Exercise data:
_ _ _ _
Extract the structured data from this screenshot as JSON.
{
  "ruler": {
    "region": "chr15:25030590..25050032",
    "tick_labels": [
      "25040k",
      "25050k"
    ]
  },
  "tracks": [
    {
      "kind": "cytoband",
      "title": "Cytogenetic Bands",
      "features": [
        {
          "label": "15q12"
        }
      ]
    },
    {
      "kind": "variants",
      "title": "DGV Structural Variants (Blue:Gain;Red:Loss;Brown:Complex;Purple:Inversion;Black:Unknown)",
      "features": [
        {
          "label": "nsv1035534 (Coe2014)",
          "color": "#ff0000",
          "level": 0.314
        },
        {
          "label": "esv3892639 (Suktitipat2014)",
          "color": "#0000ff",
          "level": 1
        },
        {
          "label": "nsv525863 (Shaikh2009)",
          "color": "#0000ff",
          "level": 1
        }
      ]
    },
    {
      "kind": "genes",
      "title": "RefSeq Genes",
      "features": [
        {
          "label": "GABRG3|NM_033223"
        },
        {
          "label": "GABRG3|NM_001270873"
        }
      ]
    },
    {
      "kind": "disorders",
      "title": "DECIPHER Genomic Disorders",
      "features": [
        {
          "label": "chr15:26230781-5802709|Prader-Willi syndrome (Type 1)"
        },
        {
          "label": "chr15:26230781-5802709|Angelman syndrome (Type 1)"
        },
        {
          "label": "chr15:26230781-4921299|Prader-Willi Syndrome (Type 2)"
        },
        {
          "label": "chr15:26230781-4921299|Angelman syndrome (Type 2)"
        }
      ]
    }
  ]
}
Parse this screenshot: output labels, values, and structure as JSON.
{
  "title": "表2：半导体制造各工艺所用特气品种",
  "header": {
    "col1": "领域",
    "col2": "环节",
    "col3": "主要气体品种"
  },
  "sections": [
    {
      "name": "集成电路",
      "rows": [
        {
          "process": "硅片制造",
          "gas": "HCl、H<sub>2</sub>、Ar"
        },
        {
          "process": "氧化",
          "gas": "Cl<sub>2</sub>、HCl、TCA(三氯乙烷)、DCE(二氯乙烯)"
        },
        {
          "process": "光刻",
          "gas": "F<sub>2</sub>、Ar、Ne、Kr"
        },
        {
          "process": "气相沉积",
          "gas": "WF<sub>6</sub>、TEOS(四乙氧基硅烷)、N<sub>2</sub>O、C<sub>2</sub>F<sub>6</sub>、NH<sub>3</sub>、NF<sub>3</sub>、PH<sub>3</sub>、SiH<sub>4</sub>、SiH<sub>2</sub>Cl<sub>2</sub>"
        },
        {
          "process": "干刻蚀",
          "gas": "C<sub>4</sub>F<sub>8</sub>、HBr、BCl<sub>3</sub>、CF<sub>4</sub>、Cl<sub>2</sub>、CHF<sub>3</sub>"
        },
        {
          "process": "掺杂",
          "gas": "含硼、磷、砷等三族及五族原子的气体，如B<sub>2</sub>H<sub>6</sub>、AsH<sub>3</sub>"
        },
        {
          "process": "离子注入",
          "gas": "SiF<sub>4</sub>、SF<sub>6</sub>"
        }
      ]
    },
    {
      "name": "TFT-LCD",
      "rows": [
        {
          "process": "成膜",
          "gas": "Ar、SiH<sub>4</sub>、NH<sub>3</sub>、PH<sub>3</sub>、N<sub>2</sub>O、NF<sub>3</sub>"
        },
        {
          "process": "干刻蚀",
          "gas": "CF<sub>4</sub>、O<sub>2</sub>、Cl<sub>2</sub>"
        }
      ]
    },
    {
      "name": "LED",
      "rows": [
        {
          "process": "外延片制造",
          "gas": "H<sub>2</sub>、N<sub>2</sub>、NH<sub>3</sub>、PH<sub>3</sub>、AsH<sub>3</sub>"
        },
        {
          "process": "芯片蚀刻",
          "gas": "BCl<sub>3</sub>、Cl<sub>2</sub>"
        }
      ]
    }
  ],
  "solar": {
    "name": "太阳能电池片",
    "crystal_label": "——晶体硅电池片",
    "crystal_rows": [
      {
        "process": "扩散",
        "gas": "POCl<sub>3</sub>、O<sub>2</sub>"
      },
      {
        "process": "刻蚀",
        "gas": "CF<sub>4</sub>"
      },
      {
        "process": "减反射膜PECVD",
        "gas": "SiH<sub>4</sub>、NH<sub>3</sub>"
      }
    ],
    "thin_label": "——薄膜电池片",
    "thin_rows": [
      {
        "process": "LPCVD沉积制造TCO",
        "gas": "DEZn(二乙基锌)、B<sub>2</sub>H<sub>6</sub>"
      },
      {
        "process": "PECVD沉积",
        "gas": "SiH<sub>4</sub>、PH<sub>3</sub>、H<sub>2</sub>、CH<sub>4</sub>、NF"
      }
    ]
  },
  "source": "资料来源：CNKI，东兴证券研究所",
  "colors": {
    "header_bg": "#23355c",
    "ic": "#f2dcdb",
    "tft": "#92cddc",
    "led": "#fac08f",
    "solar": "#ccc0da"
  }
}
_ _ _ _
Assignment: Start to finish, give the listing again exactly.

Result:
Extract the structured data from this screenshot as JSON.
{
  "ruler": {
    "region": "chr15:25030590..25050032",
    "tick_labels": [
      "25040k",
      "25050k"
    ]
  },
  "tracks": [
    {
      "kind": "cytoband",
      "title": "Cytogenetic Bands",
      "features": [
        {
          "label": "15q12"
        }
      ]
    },
    {
      "kind": "variants",
      "title": "DGV Structural Variants (Blue:Gain;Red:Loss;Brown:Complex;Purple:Inversion;Black:Unknown)",
      "features": [
        {
          "label": "nsv1035534 (Coe2014)",
          "color": "#ff0000",
          "level": 0.314
        },
        {
          "label": "esv3892639 (Suktitipat2014)",
          "color": "#0000ff",
          "level": 1
        },
        {
          "label": "nsv525863 (Shaikh2009)",
          "color": "#0000ff",
          "level": 1
        }
      ]
    },
    {
      "kind": "genes",
      "title": "RefSeq Genes",
      "features": [
        {
          "label": "GABRG3|NM_033223"
        },
        {
          "label": "GABRG3|NM_001270873"
        }
      ]
    },
    {
      "kind": "disorders",
      "title": "DECIPHER Genomic Disorders",
      "features": [
        {
          "label": "chr15:26230781-5802709|Prader-Willi syndrome (Type 1)"
        },
        {
          "label": "chr15:26230781-5802709|Angelman syndrome (Type 1)"
        },
        {
          "label": "chr15:26230781-4921299|Prader-Willi Syndrome (Type 2)"
        },
        {
          "label": "chr15:26230781-4921299|Angelman syndrome (Type 2)"
        }
      ]
    }
  ]
}
Parse this screenshot: output labels, values, and structure as JSON.
{
  "title": "表2：半导体制造各工艺所用特气品种",
  "header": {
    "col1": "领域",
    "col2": "环节",
    "col3": "主要气体品种"
  },
  "sections": [
    {
      "name": "集成电路",
      "rows": [
        {
          "process": "硅片制造",
          "gas": "HCl、H<sub>2</sub>、Ar"
        },
        {
          "process": "氧化",
          "gas": "Cl<sub>2</sub>、HCl、TCA(三氯乙烷)、DCE(二氯乙烯)"
        },
        {
          "process": "光刻",
          "gas": "F<sub>2</sub>、Ar、Ne、Kr"
        },
        {
          "process": "气相沉积",
          "gas": "WF<sub>6</sub>、TEOS(四乙氧基硅烷)、N<sub>2</sub>O、C<sub>2</sub>F<sub>6</sub>、NH<sub>3</sub>、NF<sub>3</sub>、PH<sub>3</sub>、SiH<sub>4</sub>、SiH<sub>2</sub>Cl<sub>2</sub>"
        },
        {
          "process": "干刻蚀",
          "gas": "C<sub>4</sub>F<sub>8</sub>、HBr、BCl<sub>3</sub>、CF<sub>4</sub>、Cl<sub>2</sub>、CHF<sub>3</sub>"
        },
        {
          "process": "掺杂",
          "gas": "含硼、磷、砷等三族及五族原子的气体，如B<sub>2</sub>H<sub>6</sub>、AsH<sub>3</sub>"
        },
        {
          "process": "离子注入",
          "gas": "SiF<sub>4</sub>、SF<sub>6</sub>"
        }
      ]
    },
    {
      "name": "TFT-LCD",
      "rows": [
        {
          "process": "成膜",
          "gas": "Ar、SiH<sub>4</sub>、NH<sub>3</sub>、PH<sub>3</sub>、N<sub>2</sub>O、NF<sub>3</sub>"
        },
        {
          "process": "干刻蚀",
          "gas": "CF<sub>4</sub>、O<sub>2</sub>、Cl<sub>2</sub>"
        }
      ]
    },
    {
      "name": "LED",
      "rows": [
        {
          "process": "外延片制造",
          "gas": "H<sub>2</sub>、N<sub>2</sub>、NH<sub>3</sub>、PH<sub>3</sub>、AsH<sub>3</sub>"
        },
        {
          "process": "芯片蚀刻",
          "gas": "BCl<sub>3</sub>、Cl<sub>2</sub>"
        }
      ]
    }
  ],
  "solar": {
    "name": "太阳能电池片",
    "crystal_label": "——晶体硅电池片",
    "crystal_rows": [
      {
        "process": "扩散",
        "gas": "POCl<sub>3</sub>、O<sub>2</sub>"
      },
      {
        "process": "刻蚀",
        "gas": "CF<sub>4</sub>"
      },
      {
        "process": "减反射膜PECVD",
        "gas": "SiH<sub>4</sub>、NH<sub>3</sub>"
      }
    ],
    "thin_label": "——薄膜电池片",
    "thin_rows": [
      {
        "process": "LPCVD沉积制造TCO",
        "gas": "DEZn(二乙基锌)、B<sub>2</sub>H<sub>6</sub>"
      },
      {
        "process": "PECVD沉积",
        "gas": "SiH<sub>4</sub>、PH<sub>3</sub>、H<sub>2</sub>、CH<sub>4</sub>、NF"
      }
    ]
  },
  "source": "资料来源：CNKI，东兴证券研究所",
  "colors": {
    "header_bg": "#23355c",
    "ic": "#f2dcdb",
    "tft": "#92cddc",
    "led": "#fac08f",
    "solar": "#ccc0da"
  }
}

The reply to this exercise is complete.